_WHAT IS BEING ASKED_: Nothing but the text of the records belongs in your answer: repeat all of it exactly and leave out the images.

_RECORDS FOR THE EXERCISE_:

= Beginning of Section =

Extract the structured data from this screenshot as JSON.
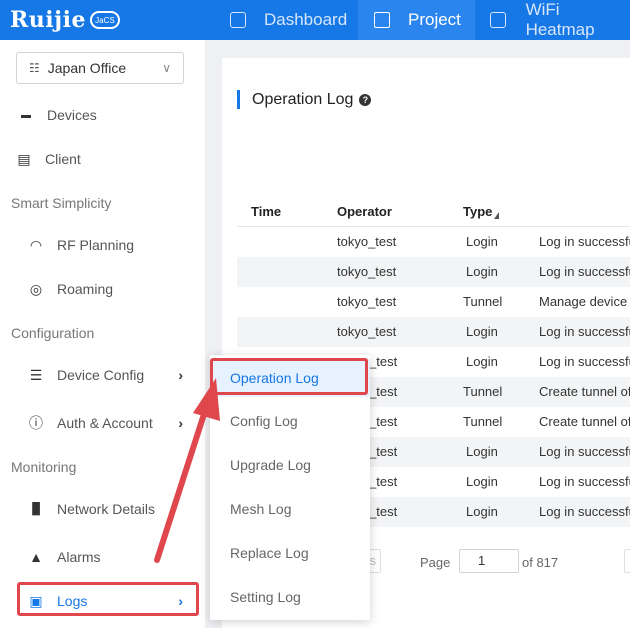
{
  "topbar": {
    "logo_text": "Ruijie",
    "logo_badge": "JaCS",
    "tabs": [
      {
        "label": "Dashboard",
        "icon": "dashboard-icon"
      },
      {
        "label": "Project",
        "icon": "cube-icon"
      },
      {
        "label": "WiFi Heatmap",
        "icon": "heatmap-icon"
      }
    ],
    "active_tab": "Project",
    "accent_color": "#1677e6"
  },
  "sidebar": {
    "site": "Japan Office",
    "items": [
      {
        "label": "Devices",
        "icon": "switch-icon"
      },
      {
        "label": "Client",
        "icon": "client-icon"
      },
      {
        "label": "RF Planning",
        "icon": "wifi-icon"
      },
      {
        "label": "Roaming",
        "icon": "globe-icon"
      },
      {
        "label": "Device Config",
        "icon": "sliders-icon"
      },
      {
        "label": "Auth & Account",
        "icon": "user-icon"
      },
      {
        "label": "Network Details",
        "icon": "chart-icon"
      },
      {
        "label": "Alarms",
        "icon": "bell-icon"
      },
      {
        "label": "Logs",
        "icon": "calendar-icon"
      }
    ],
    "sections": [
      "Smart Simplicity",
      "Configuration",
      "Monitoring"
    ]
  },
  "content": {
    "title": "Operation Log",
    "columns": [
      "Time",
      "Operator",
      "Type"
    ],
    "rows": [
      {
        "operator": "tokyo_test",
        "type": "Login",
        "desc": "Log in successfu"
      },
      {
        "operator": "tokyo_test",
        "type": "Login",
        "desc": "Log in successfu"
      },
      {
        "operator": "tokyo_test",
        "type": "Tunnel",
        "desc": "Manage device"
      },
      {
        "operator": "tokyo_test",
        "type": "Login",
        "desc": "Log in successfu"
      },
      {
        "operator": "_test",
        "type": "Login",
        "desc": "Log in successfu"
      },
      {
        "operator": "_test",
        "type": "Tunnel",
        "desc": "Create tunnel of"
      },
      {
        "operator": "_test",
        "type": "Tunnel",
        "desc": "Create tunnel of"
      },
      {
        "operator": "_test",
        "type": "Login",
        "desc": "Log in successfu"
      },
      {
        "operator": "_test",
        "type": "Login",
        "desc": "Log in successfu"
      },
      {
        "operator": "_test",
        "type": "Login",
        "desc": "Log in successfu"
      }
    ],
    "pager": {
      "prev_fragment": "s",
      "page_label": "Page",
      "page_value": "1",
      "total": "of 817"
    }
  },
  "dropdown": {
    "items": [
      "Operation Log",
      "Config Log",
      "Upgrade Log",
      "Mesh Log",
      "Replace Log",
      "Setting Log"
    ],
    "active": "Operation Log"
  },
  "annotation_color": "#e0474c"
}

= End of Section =

_WRITTEN ANSWER_:
Extract the structured data from this screenshot as JSON.
{
  "topbar": {
    "logo_text": "Ruijie",
    "logo_badge": "JaCS",
    "tabs": [
      {
        "label": "Dashboard",
        "icon": "dashboard-icon"
      },
      {
        "label": "Project",
        "icon": "cube-icon"
      },
      {
        "label": "WiFi Heatmap",
        "icon": "heatmap-icon"
      }
    ],
    "active_tab": "Project",
    "accent_color": "#1677e6"
  },
  "sidebar": {
    "site": "Japan Office",
    "items": [
      {
        "label": "Devices",
        "icon": "switch-icon"
      },
      {
        "label": "Client",
        "icon": "client-icon"
      },
      {
        "label": "RF Planning",
        "icon": "wifi-icon"
      },
      {
        "label": "Roaming",
        "icon": "globe-icon"
      },
      {
        "label": "Device Config",
        "icon": "sliders-icon"
      },
      {
        "label": "Auth & Account",
        "icon": "user-icon"
      },
      {
        "label": "Network Details",
        "icon": "chart-icon"
      },
      {
        "label": "Alarms",
        "icon": "bell-icon"
      },
      {
        "label": "Logs",
        "icon": "calendar-icon"
      }
    ],
    "sections": [
      "Smart Simplicity",
      "Configuration",
      "Monitoring"
    ]
  },
  "content": {
    "title": "Operation Log",
    "columns": [
      "Time",
      "Operator",
      "Type"
    ],
    "rows": [
      {
        "operator": "tokyo_test",
        "type": "Login",
        "desc": "Log in successfu"
      },
      {
        "operator": "tokyo_test",
        "type": "Login",
        "desc": "Log in successfu"
      },
      {
        "operator": "tokyo_test",
        "type": "Tunnel",
        "desc": "Manage device"
      },
      {
        "operator": "tokyo_test",
        "type": "Login",
        "desc": "Log in successfu"
      },
      {
        "operator": "_test",
        "type": "Login",
        "desc": "Log in successfu"
      },
      {
        "operator": "_test",
        "type": "Tunnel",
        "desc": "Create tunnel of"
      },
      {
        "operator": "_test",
        "type": "Tunnel",
        "desc": "Create tunnel of"
      },
      {
        "operator": "_test",
        "type": "Login",
        "desc": "Log in successfu"
      },
      {
        "operator": "_test",
        "type": "Login",
        "desc": "Log in successfu"
      },
      {
        "operator": "_test",
        "type": "Login",
        "desc": "Log in successfu"
      }
    ],
    "pager": {
      "prev_fragment": "s",
      "page_label": "Page",
      "page_value": "1",
      "total": "of 817"
    }
  },
  "dropdown": {
    "items": [
      "Operation Log",
      "Config Log",
      "Upgrade Log",
      "Mesh Log",
      "Replace Log",
      "Setting Log"
    ],
    "active": "Operation Log"
  },
  "annotation_color": "#e0474c"
}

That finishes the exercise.